tail.     They are all African in range.

The type genus JEfippotrag^ has its horns placed above tfa
orbits; they are not twisted, but curved backwards. There ar
three species in the genus. Of these the best known is &. nig&i
the beautiful Sable Antelope. Its general colour is a rich, darl
glossy brown with, white stripes on the face, and with a whit
belly. The other species are the Roan Antelope, H. eguinus, an«
the Biaaubok, H. leucophaeus, of which the last specimen wa
probably killed in 1799.1

The genus Oryx (chiefly African, but also Arabian and Syrian

FIG. 163. — Beatrix Aiitelope.    Oryx Beatrix.     x

(From Nature.)

also contains a number of species, which are fairly familiar through*
the fact that several of them are always on view in the Zoo-
logical Society's Gardens. The genus differs from Sippotragus
in that the horns, present in both sexes, are placed behind the
orbits, and slant backwards in a line with the face.

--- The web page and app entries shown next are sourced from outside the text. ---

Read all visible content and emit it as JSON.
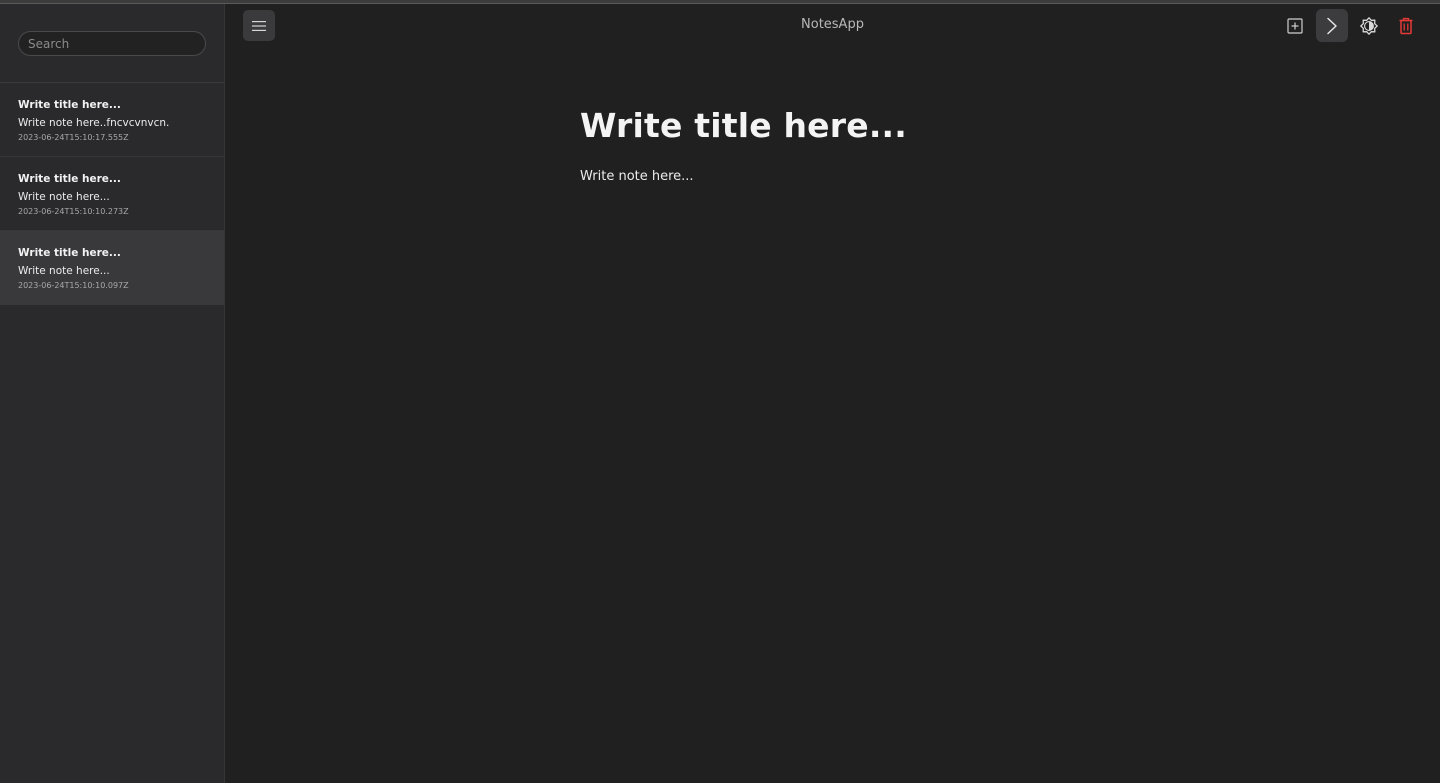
{
  "app": {
    "title": "NotesApp"
  },
  "search": {
    "placeholder": "Search",
    "value": ""
  },
  "notes": [
    {
      "title": "Write title here...",
      "body": "Write note here..fncvcvnvcn.",
      "date": "2023-06-24T15:10:17.555Z"
    },
    {
      "title": "Write title here...",
      "body": "Write note here...",
      "date": "2023-06-24T15:10:10.273Z"
    },
    {
      "title": "Write title here...",
      "body": "Write note here...",
      "date": "2023-06-24T15:10:10.097Z",
      "selected": true
    }
  ],
  "editor": {
    "title": "Write title here...",
    "body": "Write note here..."
  },
  "toolbar": {
    "icons": [
      "menu-icon",
      "add-note-icon",
      "chevron-right-icon",
      "theme-toggle-icon",
      "trash-icon"
    ],
    "accent_delete": "#e53935"
  },
  "colors": {
    "background": "#202020",
    "sidebar": "#2a2a2c",
    "selected_item": "#39393b"
  }
}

They are
The I^eucoryx (0. leucoryx) is of a pale colour, but
111 "W- Ifc Sdater, The fauna of South Afriea*